* **What the task asks**
Return each entry word for word and skip its pictures.

Segment Open

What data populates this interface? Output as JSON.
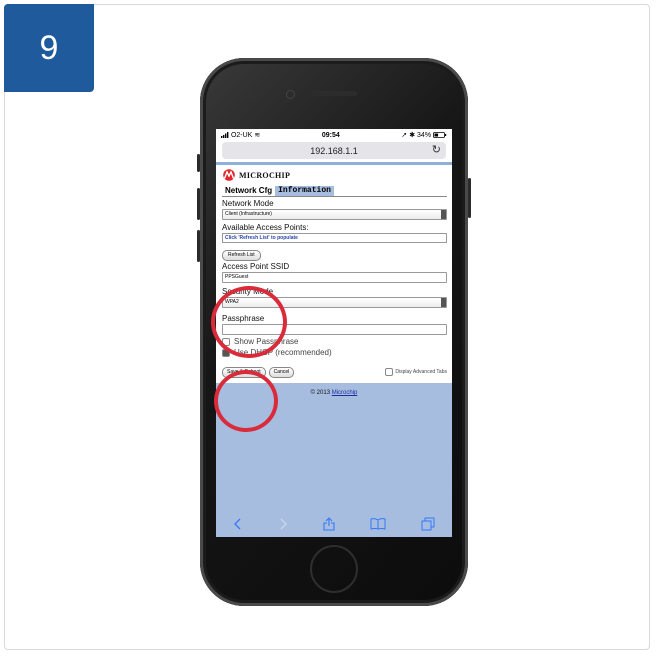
{
  "step": {
    "number": "9"
  },
  "status_bar": {
    "carrier": "O2-UK",
    "time": "09:54",
    "battery": "34%"
  },
  "browser": {
    "url": "192.168.1.1"
  },
  "page": {
    "brand": "MICROCHIP",
    "tabs": [
      "Network Cfg",
      "Information"
    ],
    "network_mode_label": "Network Mode",
    "network_mode_value": "Client (Infrastructure)",
    "ap_label": "Available Access Points:",
    "ap_hint": "Click 'Refresh List' to populate",
    "refresh_button": "Refresh List",
    "ssid_label": "Access Point SSID",
    "ssid_value": "PPSGuest",
    "security_label": "Security Mode",
    "security_value": "WPA2",
    "passphrase_label": "Passphrase",
    "passphrase_value": "",
    "show_passphrase": "Show Passphrase",
    "use_dhcp": "Use DHCP (recommended)",
    "save_button": "Save & Reboot",
    "cancel_button": "Cancel",
    "advanced_tabs": "Display Advanced Tabs",
    "copyright_prefix": "© 2013 ",
    "copyright_link": "Microchip"
  },
  "colors": {
    "badge": "#1e5a9c",
    "highlight": "#d92b3a",
    "page_blue": "#a6bde0"
  },
  "icons": [
    "back-icon",
    "forward-icon",
    "share-icon",
    "bookmarks-icon",
    "tabs-icon",
    "reload-icon",
    "wifi-icon",
    "bluetooth-icon",
    "battery-icon"
  ]
}
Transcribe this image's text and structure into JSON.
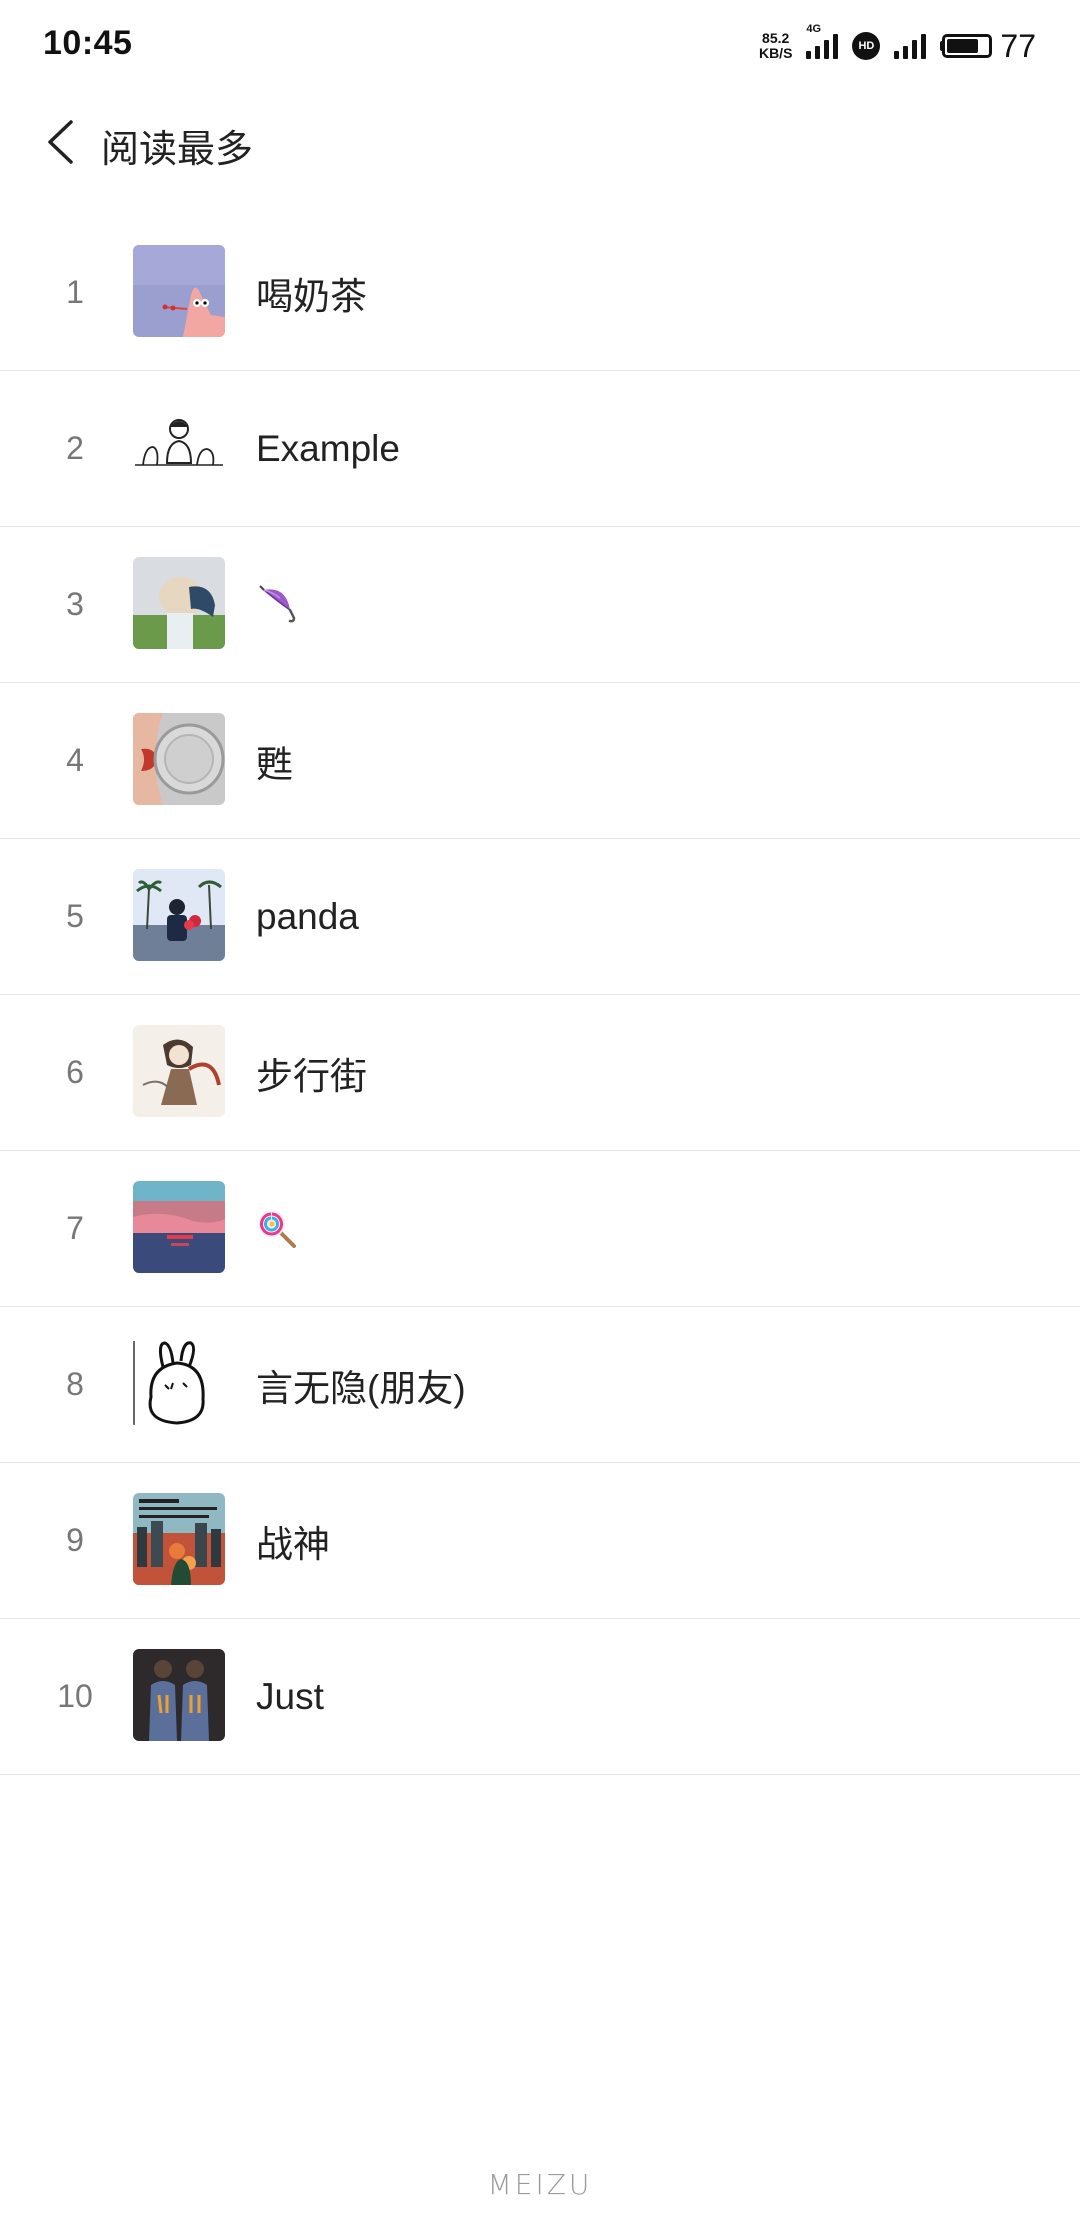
{
  "status_bar": {
    "time": "10:45",
    "net_speed_value": "85.2",
    "net_speed_unit": "KB/S",
    "network_type": "4G",
    "hd_label": "HD",
    "battery_percent": "77",
    "battery_level": 0.77
  },
  "header": {
    "title": "阅读最多",
    "back_icon": "chevron-left-icon"
  },
  "list": [
    {
      "rank": "1",
      "name": "喝奶茶",
      "avatar": "patrick-star-avatar"
    },
    {
      "rank": "2",
      "name": "Example",
      "avatar": "line-drawing-family-avatar"
    },
    {
      "rank": "3",
      "name": "",
      "name_icon": "umbrella-emoji",
      "avatar": "girl-with-cat-avatar"
    },
    {
      "rank": "4",
      "name": "甦",
      "avatar": "lips-glass-avatar"
    },
    {
      "rank": "5",
      "name": "panda",
      "avatar": "beach-palm-avatar"
    },
    {
      "rank": "6",
      "name": "步行街",
      "avatar": "anime-character-avatar"
    },
    {
      "rank": "7",
      "name": "",
      "name_icon": "lollipop-emoji",
      "avatar": "sunset-sea-avatar"
    },
    {
      "rank": "8",
      "name": "言无隐(朋友)",
      "avatar": "bunny-sketch-avatar"
    },
    {
      "rank": "9",
      "name": "战神",
      "avatar": "city-text-avatar"
    },
    {
      "rank": "10",
      "name": "Just",
      "avatar": "basketball-players-avatar"
    }
  ],
  "footer": {
    "brand": "MEIZU"
  }
}
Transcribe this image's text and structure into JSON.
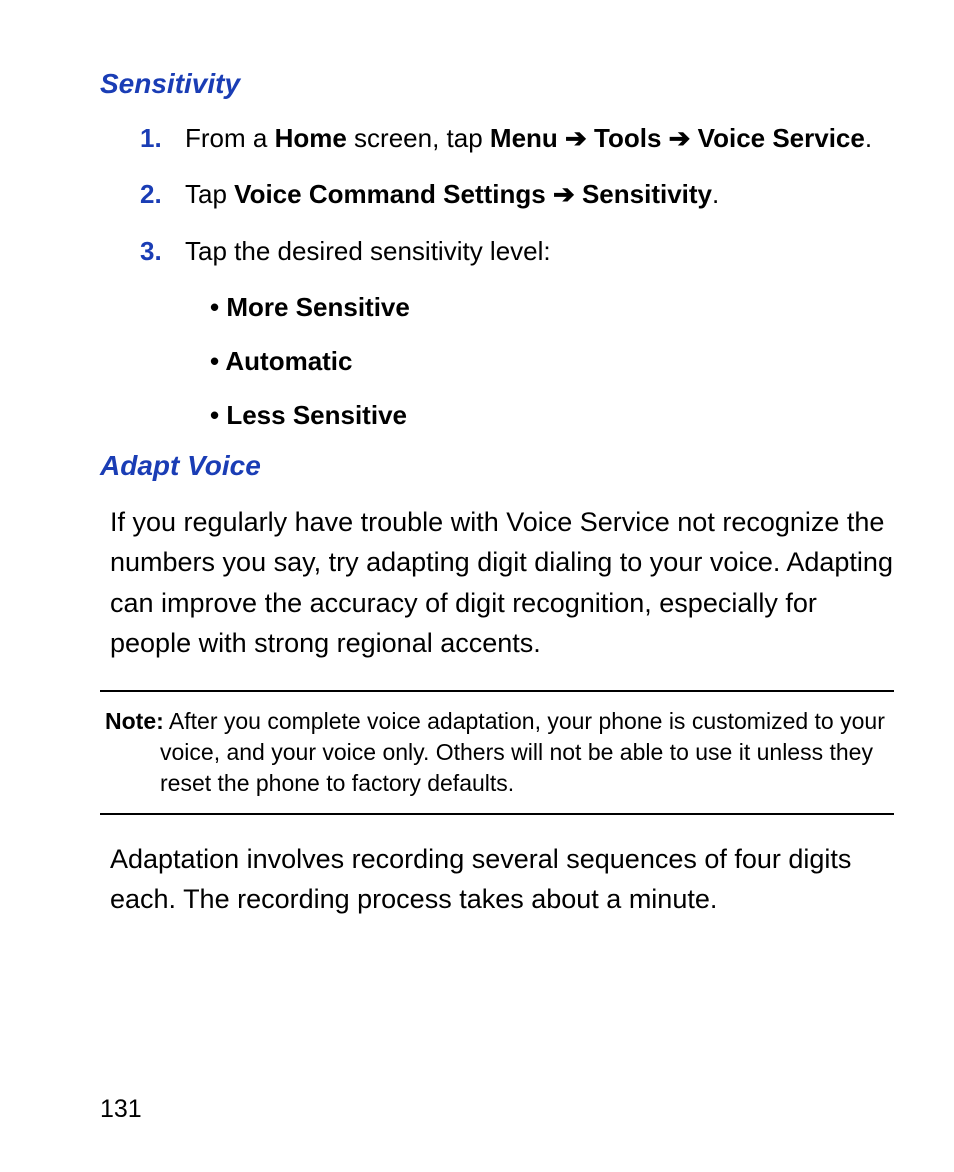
{
  "section1": {
    "heading": "Sensitivity",
    "steps": [
      {
        "num": "1.",
        "pre": "From a ",
        "b1": "Home",
        "mid1": " screen, tap ",
        "b2": "Menu",
        "arr1": " ➔ ",
        "b3": "Tools",
        "arr2": " ➔ ",
        "b4": "Voice Service",
        "end": "."
      },
      {
        "num": "2.",
        "pre": "Tap ",
        "b1": "Voice Command Settings",
        "arr1": " ➔ ",
        "b2": "Sensitivity",
        "end": "."
      },
      {
        "num": "3.",
        "pre": "Tap the desired sensitivity level:"
      }
    ],
    "bullets": [
      "More Sensitive",
      "Automatic",
      "Less Sensitive"
    ]
  },
  "section2": {
    "heading": "Adapt Voice",
    "para1": "If you regularly have trouble with Voice Service not recognize the numbers you say, try adapting digit dialing to your voice. Adapting can improve the accuracy of digit recognition, especially for people with strong regional accents.",
    "note_label": "Note:",
    "note_text": " After you complete voice adaptation, your phone is customized to your voice, and your voice only. Others will not be able to use it unless they reset the phone to factory defaults.",
    "para2": "Adaptation involves recording several sequences of four digits each. The recording process takes about a minute."
  },
  "page_number": "131"
}
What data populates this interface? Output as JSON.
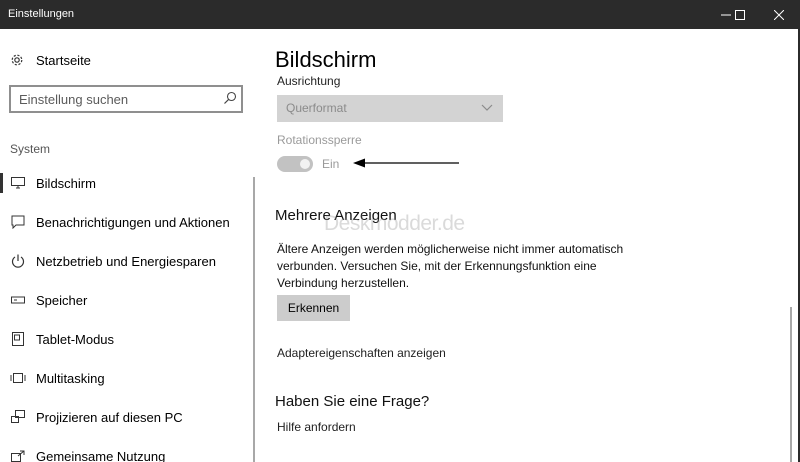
{
  "window": {
    "title": "Einstellungen"
  },
  "sidebar": {
    "home_label": "Startseite",
    "search_placeholder": "Einstellung suchen",
    "section_header": "System",
    "items": [
      {
        "label": "Bildschirm",
        "icon": "monitor-icon",
        "active": true
      },
      {
        "label": "Benachrichtigungen und Aktionen",
        "icon": "notification-icon",
        "active": false
      },
      {
        "label": "Netzbetrieb und Energiesparen",
        "icon": "power-icon",
        "active": false
      },
      {
        "label": "Speicher",
        "icon": "storage-icon",
        "active": false
      },
      {
        "label": "Tablet-Modus",
        "icon": "tablet-icon",
        "active": false
      },
      {
        "label": "Multitasking",
        "icon": "multitasking-icon",
        "active": false
      },
      {
        "label": "Projizieren auf diesen PC",
        "icon": "project-icon",
        "active": false
      },
      {
        "label": "Gemeinsame Nutzung",
        "icon": "share-icon",
        "active": false
      }
    ]
  },
  "main": {
    "page_title": "Bildschirm",
    "orientation": {
      "label": "Ausrichtung",
      "value": "Querformat"
    },
    "rotation_lock": {
      "label": "Rotationssperre",
      "state_text": "Ein",
      "enabled": false
    },
    "multi_display": {
      "heading": "Mehrere Anzeigen",
      "description_lines": [
        "Ältere Anzeigen werden möglicherweise nicht immer automatisch",
        "verbunden. Versuchen Sie, mit der Erkennungsfunktion eine",
        "Verbindung herzustellen."
      ],
      "detect_button": "Erkennen",
      "adapter_link": "Adaptereigenschaften anzeigen"
    },
    "question": {
      "heading": "Haben Sie eine Frage?",
      "help_link": "Hilfe anfordern"
    },
    "watermark": "Deskmodder.de"
  },
  "colors": {
    "titlebar": "#2b2b2b",
    "disabled_control": "#d3d3d3",
    "button": "#cccccc"
  }
}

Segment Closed

* **Answer for this exercise**
What data populates this interface? Output as JSON.
{
  "step": {
    "number": "9"
  },
  "status_bar": {
    "carrier": "O2-UK",
    "time": "09:54",
    "battery": "34%"
  },
  "browser": {
    "url": "192.168.1.1"
  },
  "page": {
    "brand": "MICROCHIP",
    "tabs": [
      "Network Cfg",
      "Information"
    ],
    "network_mode_label": "Network Mode",
    "network_mode_value": "Client (Infrastructure)",
    "ap_label": "Available Access Points:",
    "ap_hint": "Click 'Refresh List' to populate",
    "refresh_button": "Refresh List",
    "ssid_label": "Access Point SSID",
    "ssid_value": "PPSGuest",
    "security_label": "Security Mode",
    "security_value": "WPA2",
    "passphrase_label": "Passphrase",
    "passphrase_value": "",
    "show_passphrase": "Show Passphrase",
    "use_dhcp": "Use DHCP (recommended)",
    "save_button": "Save & Reboot",
    "cancel_button": "Cancel",
    "advanced_tabs": "Display Advanced Tabs",
    "copyright_prefix": "© 2013 ",
    "copyright_link": "Microchip"
  },
  "colors": {
    "badge": "#1e5a9c",
    "highlight": "#d92b3a",
    "page_blue": "#a6bde0"
  },
  "icons": [
    "back-icon",
    "forward-icon",
    "share-icon",
    "bookmarks-icon",
    "tabs-icon",
    "reload-icon",
    "wifi-icon",
    "bluetooth-icon",
    "battery-icon"
  ]
}
Transcribe this image's text and structure into JSON.
{
  "status_bar": {
    "time": "10:45",
    "net_speed_value": "85.2",
    "net_speed_unit": "KB/S",
    "network_type": "4G",
    "hd_label": "HD",
    "battery_percent": "77",
    "battery_level": 0.77
  },
  "header": {
    "title": "阅读最多",
    "back_icon": "chevron-left-icon"
  },
  "list": [
    {
      "rank": "1",
      "name": "喝奶茶",
      "avatar": "patrick-star-avatar"
    },
    {
      "rank": "2",
      "name": "Example",
      "avatar": "line-drawing-family-avatar"
    },
    {
      "rank": "3",
      "name": "",
      "name_icon": "umbrella-emoji",
      "avatar": "girl-with-cat-avatar"
    },
    {
      "rank": "4",
      "name": "甦",
      "avatar": "lips-glass-avatar"
    },
    {
      "rank": "5",
      "name": "panda",
      "avatar": "beach-palm-avatar"
    },
    {
      "rank": "6",
      "name": "步行街",
      "avatar": "anime-character-avatar"
    },
    {
      "rank": "7",
      "name": "",
      "name_icon": "lollipop-emoji",
      "avatar": "sunset-sea-avatar"
    },
    {
      "rank": "8",
      "name": "言无隐(朋友)",
      "avatar": "bunny-sketch-avatar"
    },
    {
      "rank": "9",
      "name": "战神",
      "avatar": "city-text-avatar"
    },
    {
      "rank": "10",
      "name": "Just",
      "avatar": "basketball-players-avatar"
    }
  ],
  "footer": {
    "brand": "MEIZU"
  }
}
Transcribe this image's text and structure into JSON.
{
  "section1": {
    "heading": "Sensitivity",
    "steps": [
      {
        "num": "1.",
        "pre": "From a ",
        "b1": "Home",
        "mid1": " screen, tap ",
        "b2": "Menu",
        "arr1": " ➔ ",
        "b3": "Tools",
        "arr2": " ➔ ",
        "b4": "Voice Service",
        "end": "."
      },
      {
        "num": "2.",
        "pre": "Tap ",
        "b1": "Voice Command Settings",
        "arr1": " ➔ ",
        "b2": "Sensitivity",
        "end": "."
      },
      {
        "num": "3.",
        "pre": "Tap the desired sensitivity level:"
      }
    ],
    "bullets": [
      "More Sensitive",
      "Automatic",
      "Less Sensitive"
    ]
  },
  "section2": {
    "heading": "Adapt Voice",
    "para1": "If you regularly have trouble with Voice Service not recognize the numbers you say, try adapting digit dialing to your voice. Adapting can improve the accuracy of digit recognition, especially for people with strong regional accents.",
    "note_label": "Note:",
    "note_text": " After you complete voice adaptation, your phone is customized to your voice, and your voice only. Others will not be able to use it unless they reset the phone to factory defaults.",
    "para2": "Adaptation involves recording several sequences of four digits each. The recording process takes about a minute."
  },
  "page_number": "131"
}
What data populates this interface? Output as JSON.
{
  "window": {
    "title": "Einstellungen"
  },
  "sidebar": {
    "home_label": "Startseite",
    "search_placeholder": "Einstellung suchen",
    "section_header": "System",
    "items": [
      {
        "label": "Bildschirm",
        "icon": "monitor-icon",
        "active": true
      },
      {
        "label": "Benachrichtigungen und Aktionen",
        "icon": "notification-icon",
        "active": false
      },
      {
        "label": "Netzbetrieb und Energiesparen",
        "icon": "power-icon",
        "active": false
      },
      {
        "label": "Speicher",
        "icon": "storage-icon",
        "active": false
      },
      {
        "label": "Tablet-Modus",
        "icon": "tablet-icon",
        "active": false
      },
      {
        "label": "Multitasking",
        "icon": "multitasking-icon",
        "active": false
      },
      {
        "label": "Projizieren auf diesen PC",
        "icon": "project-icon",
        "active": false
      },
      {
        "label": "Gemeinsame Nutzung",
        "icon": "share-icon",
        "active": false
      }
    ]
  },
  "main": {
    "page_title": "Bildschirm",
    "orientation": {
      "label": "Ausrichtung",
      "value": "Querformat"
    },
    "rotation_lock": {
      "label": "Rotationssperre",
      "state_text": "Ein",
      "enabled": false
    },
    "multi_display": {
      "heading": "Mehrere Anzeigen",
      "description_lines": [
        "Ältere Anzeigen werden möglicherweise nicht immer automatisch",
        "verbunden. Versuchen Sie, mit der Erkennungsfunktion eine",
        "Verbindung herzustellen."
      ],
      "detect_button": "Erkennen",
      "adapter_link": "Adaptereigenschaften anzeigen"
    },
    "question": {
      "heading": "Haben Sie eine Frage?",
      "help_link": "Hilfe anfordern"
    },
    "watermark": "Deskmodder.de"
  },
  "colors": {
    "titlebar": "#2b2b2b",
    "disabled_control": "#d3d3d3",
    "button": "#cccccc"
  }
}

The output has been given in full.